◆ Exercise material:
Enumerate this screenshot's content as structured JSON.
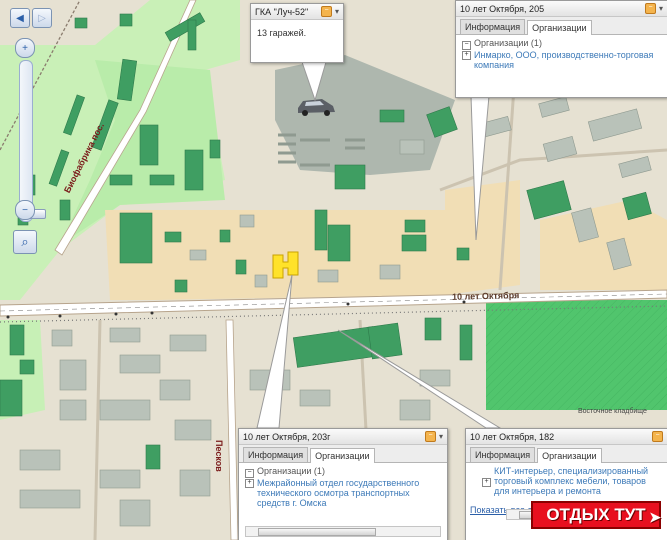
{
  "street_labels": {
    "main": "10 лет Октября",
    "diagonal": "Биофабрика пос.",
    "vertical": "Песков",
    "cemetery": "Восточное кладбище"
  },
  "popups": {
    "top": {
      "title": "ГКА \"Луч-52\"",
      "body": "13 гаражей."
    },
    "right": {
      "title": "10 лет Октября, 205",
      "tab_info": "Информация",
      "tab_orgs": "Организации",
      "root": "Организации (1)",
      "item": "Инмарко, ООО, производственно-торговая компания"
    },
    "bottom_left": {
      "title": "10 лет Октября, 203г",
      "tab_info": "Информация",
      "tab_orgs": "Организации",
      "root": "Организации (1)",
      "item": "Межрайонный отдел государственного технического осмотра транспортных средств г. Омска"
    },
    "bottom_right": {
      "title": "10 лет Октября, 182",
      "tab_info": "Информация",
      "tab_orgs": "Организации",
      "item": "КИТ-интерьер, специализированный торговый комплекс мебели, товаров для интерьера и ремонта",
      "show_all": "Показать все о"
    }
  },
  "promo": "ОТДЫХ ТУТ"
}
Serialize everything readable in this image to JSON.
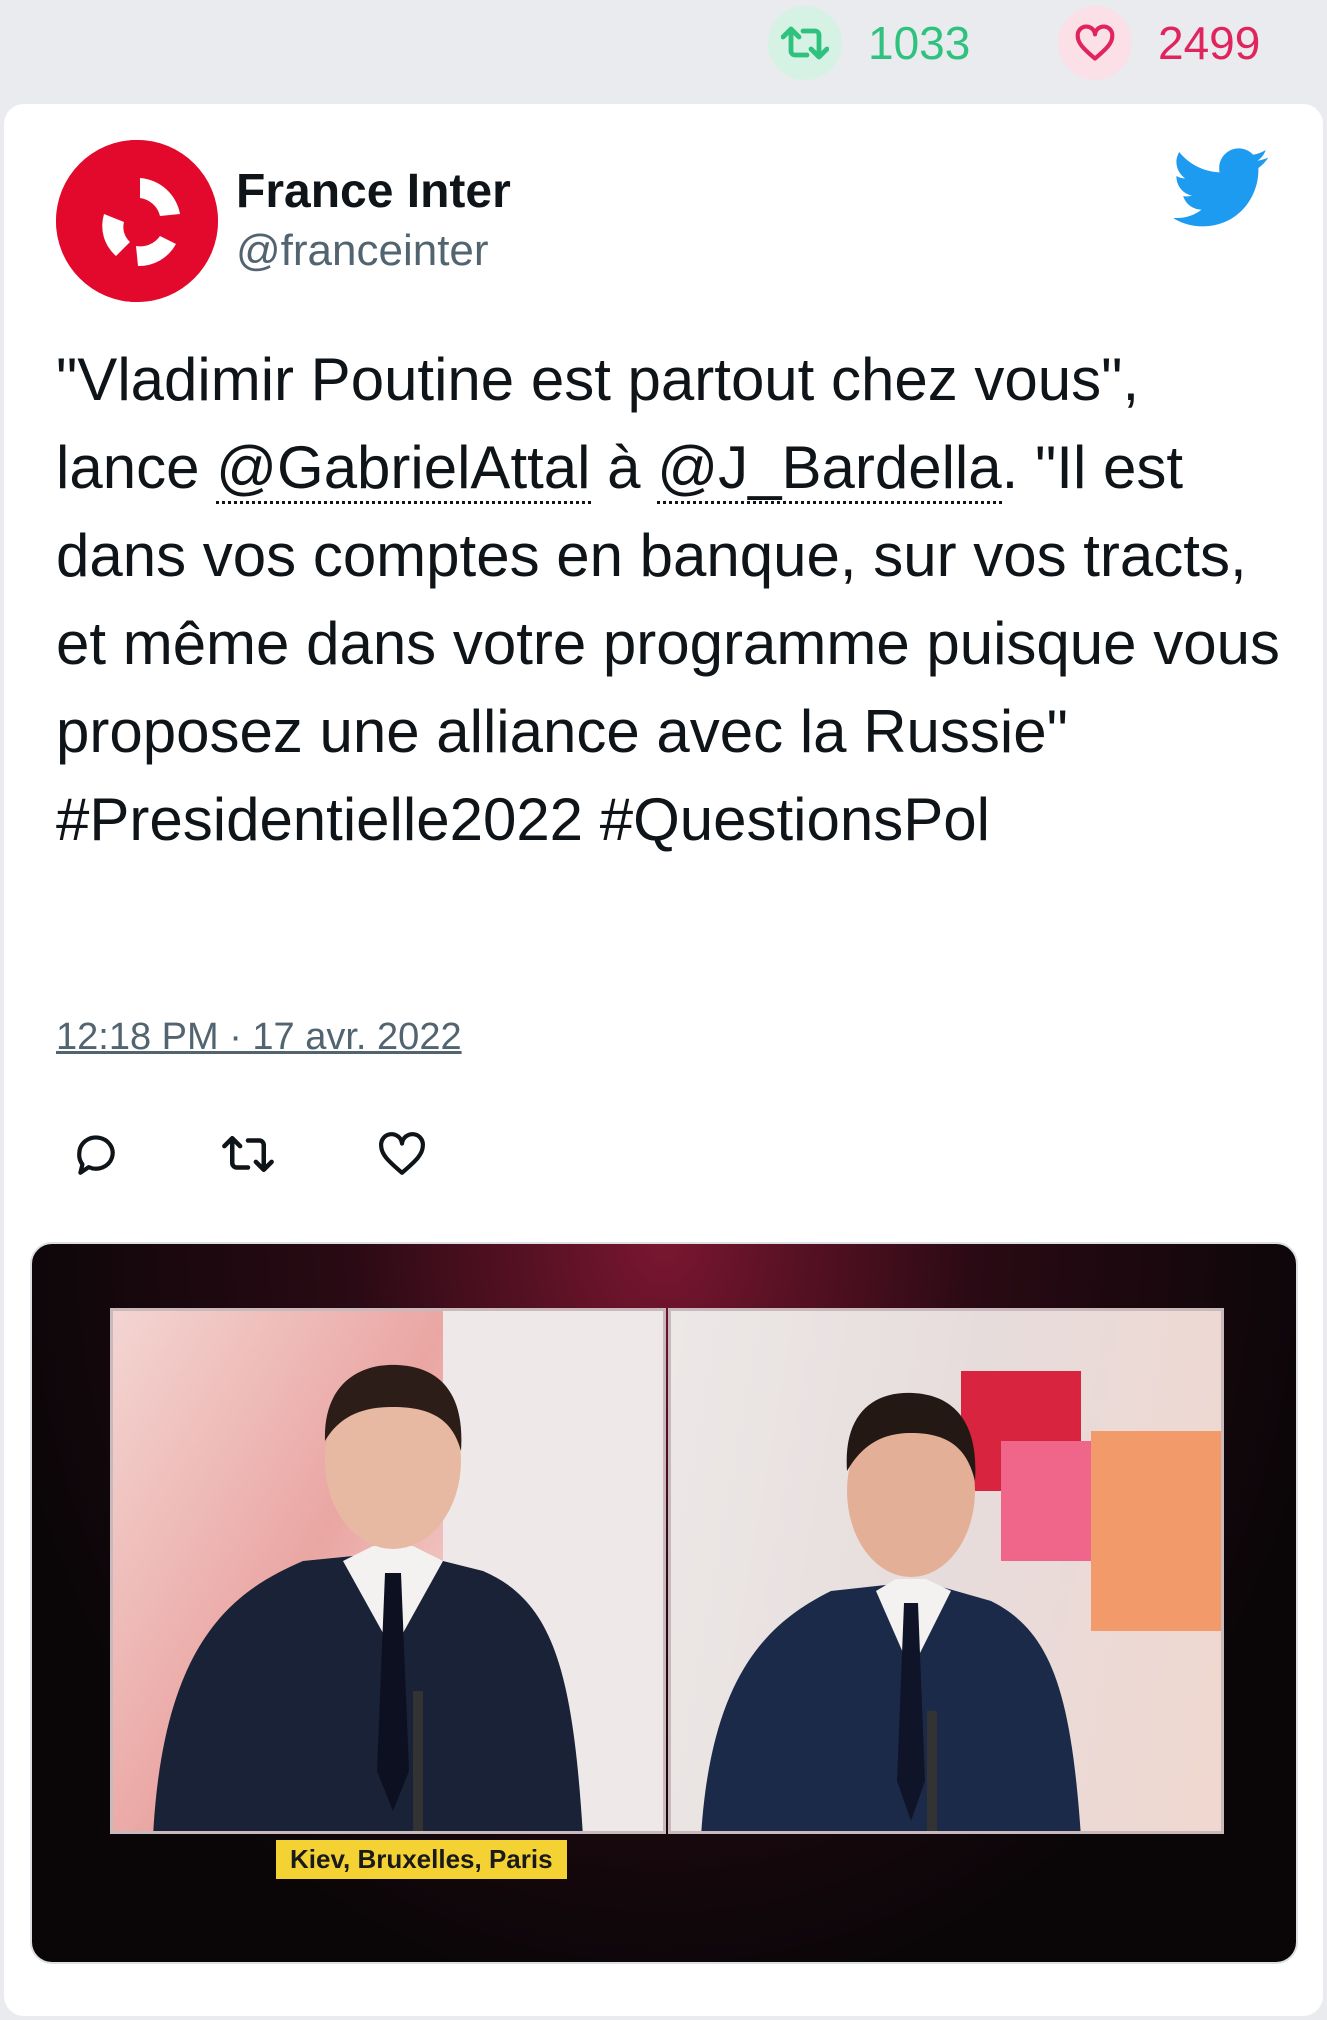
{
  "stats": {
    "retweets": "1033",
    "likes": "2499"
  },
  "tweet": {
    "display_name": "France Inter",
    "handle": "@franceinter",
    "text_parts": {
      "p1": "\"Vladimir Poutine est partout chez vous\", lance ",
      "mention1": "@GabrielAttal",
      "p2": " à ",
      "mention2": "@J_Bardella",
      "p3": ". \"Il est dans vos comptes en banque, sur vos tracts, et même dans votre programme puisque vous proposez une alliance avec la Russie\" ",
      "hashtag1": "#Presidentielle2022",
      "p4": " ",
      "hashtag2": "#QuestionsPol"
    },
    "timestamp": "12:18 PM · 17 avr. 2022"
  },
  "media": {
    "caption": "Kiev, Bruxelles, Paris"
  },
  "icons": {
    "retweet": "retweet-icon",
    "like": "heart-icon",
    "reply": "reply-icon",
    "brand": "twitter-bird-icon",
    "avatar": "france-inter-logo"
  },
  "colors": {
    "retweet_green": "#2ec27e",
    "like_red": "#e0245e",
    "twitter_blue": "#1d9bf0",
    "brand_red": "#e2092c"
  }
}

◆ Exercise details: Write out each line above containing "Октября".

◆ Answer area:
    "main": "10 лет Октября",
      "title": "10 лет Октября, 205",
      "title": "10 лет Октября, 203г",
      "title": "10 лет Октября, 182",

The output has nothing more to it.